Beyond the broad entry gateway, two stone crosses stand in the narrow, garden like atrium in front of the church, although neither is as lavishly carved as the doorway.

The octagonal atrium cross, simply adorned with a wreath like Crown at the axis, is clearly derived from the Coyoacán cross but with more pronounced finials.  The chamfered lower shaft rests on a rectangular pedestal carved with worn reliefs of a primitive, toothy Skull and Bones.
There are no other reliefs beyond the sprouting leaves of the corona like finials, here decorated at their tips with whirling stars—a motif that has been linked to the huacalxochitl (basket flower) an important indigenous ceremonial plant and hallucinogen.
A second cross, mounted against the side wall of the atrium, is a newer, smaller version of the principal cross with minimal finials, set on a pedestal ornamented with fleurs de lis
text and images © 2013 Richard D. Perry
Look for our forthcoming guide to Mexican Stone Crosses

Sunday, December 1, 2013

Mexican Crosses: Coyoacán

In earlier posts we looked at selected Mexican crosses in Michoacán and Querétaro as well as, more recently, several among the Metztitlan visitas.  
     We follow these up with a new series in which we describe a related group of carved stone crosses located in the southern areas of Mexico City.
     Many of these crosses may be traced stylistically to the early atrium cross at Coyoacán, the principal Franciscan monastery of the region.

Place of the Coyote People
The great monastery of San Juan Bautista Coyoacán was one of the largest and most important in the Valley of Mexico, favored by famous local residents, including the conquistador Hernán Cortés, and administered at different times by both Franciscans and Dominicans.
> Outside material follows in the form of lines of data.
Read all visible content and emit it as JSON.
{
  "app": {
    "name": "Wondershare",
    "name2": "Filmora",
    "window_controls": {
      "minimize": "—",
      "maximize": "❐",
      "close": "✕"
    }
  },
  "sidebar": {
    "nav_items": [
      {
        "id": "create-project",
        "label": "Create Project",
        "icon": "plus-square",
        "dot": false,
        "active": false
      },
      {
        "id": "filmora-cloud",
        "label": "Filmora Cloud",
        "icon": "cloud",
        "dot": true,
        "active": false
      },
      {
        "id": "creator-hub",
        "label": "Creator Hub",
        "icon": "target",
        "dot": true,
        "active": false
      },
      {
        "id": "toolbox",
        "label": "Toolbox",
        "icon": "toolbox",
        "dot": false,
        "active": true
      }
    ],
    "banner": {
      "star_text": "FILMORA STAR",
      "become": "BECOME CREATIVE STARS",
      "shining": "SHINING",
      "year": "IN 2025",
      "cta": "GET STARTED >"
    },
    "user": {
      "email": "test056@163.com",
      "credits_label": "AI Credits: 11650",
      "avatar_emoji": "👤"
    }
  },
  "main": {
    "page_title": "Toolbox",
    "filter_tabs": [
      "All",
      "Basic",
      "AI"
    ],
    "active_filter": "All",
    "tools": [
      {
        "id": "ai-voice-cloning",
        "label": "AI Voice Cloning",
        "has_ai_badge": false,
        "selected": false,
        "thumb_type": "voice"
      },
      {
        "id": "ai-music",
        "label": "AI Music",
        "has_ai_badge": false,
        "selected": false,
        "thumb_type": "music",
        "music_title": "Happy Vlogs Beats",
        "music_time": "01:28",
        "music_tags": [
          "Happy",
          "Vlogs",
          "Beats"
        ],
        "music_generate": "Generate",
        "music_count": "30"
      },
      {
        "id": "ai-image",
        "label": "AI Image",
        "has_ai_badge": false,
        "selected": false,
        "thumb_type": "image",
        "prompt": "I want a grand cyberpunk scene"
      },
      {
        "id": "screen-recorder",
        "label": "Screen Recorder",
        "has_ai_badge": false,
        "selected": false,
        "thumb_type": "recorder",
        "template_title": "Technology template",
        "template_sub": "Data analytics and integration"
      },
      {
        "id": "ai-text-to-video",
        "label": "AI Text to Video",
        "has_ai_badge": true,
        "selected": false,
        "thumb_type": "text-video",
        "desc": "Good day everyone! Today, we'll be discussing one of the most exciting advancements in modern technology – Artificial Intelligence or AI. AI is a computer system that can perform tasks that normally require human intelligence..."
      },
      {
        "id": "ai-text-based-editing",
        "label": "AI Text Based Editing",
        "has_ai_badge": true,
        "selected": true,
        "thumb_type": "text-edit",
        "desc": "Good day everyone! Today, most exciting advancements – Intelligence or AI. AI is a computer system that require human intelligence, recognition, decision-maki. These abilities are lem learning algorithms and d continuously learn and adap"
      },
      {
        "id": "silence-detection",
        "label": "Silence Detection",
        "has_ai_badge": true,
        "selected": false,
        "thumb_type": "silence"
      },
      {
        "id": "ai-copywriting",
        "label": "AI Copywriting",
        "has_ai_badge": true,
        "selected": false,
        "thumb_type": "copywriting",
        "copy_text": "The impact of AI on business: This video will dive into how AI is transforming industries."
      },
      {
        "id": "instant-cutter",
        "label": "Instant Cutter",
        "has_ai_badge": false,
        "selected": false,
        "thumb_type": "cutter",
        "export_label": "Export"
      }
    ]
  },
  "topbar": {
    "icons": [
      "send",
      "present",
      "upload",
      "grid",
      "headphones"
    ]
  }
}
The surviving atrium cross, placed in front of the church, is among the most austere in the area. Mounted on a plinth composed of former column sections, the cross faces away from the church facade towards the extensive Jardín de Hidalgo—the former monastery atrium.

Its basic configuration however, provided a template for other crosses in the southern area of the city,then a loosely connected network of  mission towns and villages—a form that was expanded upon and embellished in numerous regional examples—several of which we explore in our upcoming posts.
Coyoacán: the atrium cross, upper front
While both the shaft and crosspiece are octagonal in section, the head of the cross is a mere stump, terminating, like the arms, in a swallowtail like configuration that prefigures the more exuberant finials that characterize the other area crosses. 
     Aside from the worn Crown of Thorns at the axis and the Wounds on each arm—little more than holes with metal spikes protruding outward at an angle—there are no other discernable carvings.
text and cross images © 2013 Richard D. Perry
Look for our forthcoming guide to Mexican Stone Crosses